Here are answers to some questions about Proposition 227, the English for the Children initiative, and how it might work.
Q: What will happen to my child’s bilingual class?
A: Under provisions of Proposition 227, students who don’t speak English fluently will be placed in English immersion programs for a year before being transferred into regular English classes. If parents wish to have their children taught in their first language, they must request a waiver to place them in a bilingual program. If parents of at least 20 children at a school make similar requests, a class should be created. If not, parents have the option of sending their children to another school that offers a bilingual program.
Waivers are to be granted to three categories of students:
- Those who are older than 10 and who may have more success learning English in a different type of program.
- Those who have been placed in an English immersion program for a minimum of 30 days, who educators believe would be better served by a different program.
- Those who already are fluent in English.
Currently, only 30 percent of the state’s limited-English-speaking children are taught in their native language in bilingual courses.
Q: Will two-way immersion programs be allowed under Proposition 227?
A: Two-way immersion programs, like the one at San Jose Unified’s River Glen School, are intended to simultaneously teach English-speaking students a second language and make non-English-speaking students fluent in English. These may be allowed under provisions of the Unz Initiative. But they would have to be altered in order to qualify.

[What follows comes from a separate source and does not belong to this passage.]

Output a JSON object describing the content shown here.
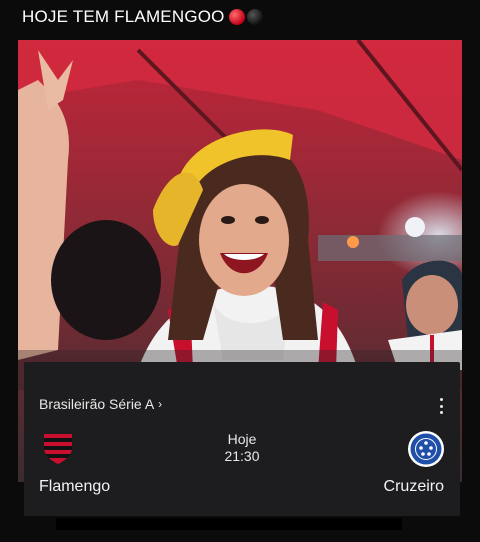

Under the provisions of the Unz initiative, parents could petition to keep the program — but students who aren’t fluent in English would have to be placed in a sheltered English immersion program for the first 30 days before participating in the regular program.
Q: Does Proposition 227 affect high school foreign language courses?
A: No waivers will be required for students who already possess good English skills and score at grade level or above the fifth-grade level — as measured by standardized tests of English.
Q: Can teachers be sued if they speak to children in a language other than English?
A: Teachers unions and the opposition campaign have repeatedly said teachers can be sued if they use children’s native language in the classroom. But the language of the initiative does not appear to be that specific. What Proposition 227 does say is a parent or guardian can hold a teacher, administrator or school board financially responsible if their child is prohibited from enrolling in an “English language instructional curriculum.”
Q: Is there any research that supports the educational approach outlined in the Unz Initiative?
A: There is no research that shows students can master enough English in one year to function in a mainstream classroom, although there is research that shows English-only programs are effective. Studies say it can take students up to seven years to be fluent in English.
Q: Are there other alternatives available for schools that wish to offer bilingual programs?
A: Schools that wish to offer bilingual programs may apply to become charter schools. Gov. Pete Wilson recently signed a measure lifting the cap on thenumber of such schools in the state. Charter schools are independent public school campuses that are exempt from most of the rules and regulations that govern California public schools. They are overseen by their own boards and may adopt special focuses.
Q: Ron Unz says that bilingual education has a “95 percent failure rate” each year. Is this true?
A: Unz is referring to the “redesignation rate,” which is the number of limited-English-speaking students who are reclassified as “fluent English proficient” each year in California. Unz’s argument is that since only about 5 percent of students are reclassified as fluent in English each year, the system is failing 95 percent of the students. The number is misleading because it does not include the students who are in the process of learning English but are not yet ready to pass a test and be reclassified as fluent. Most programs call for students to study at least a portion of each day in their native language for three to five years before moving into mainstream English classes.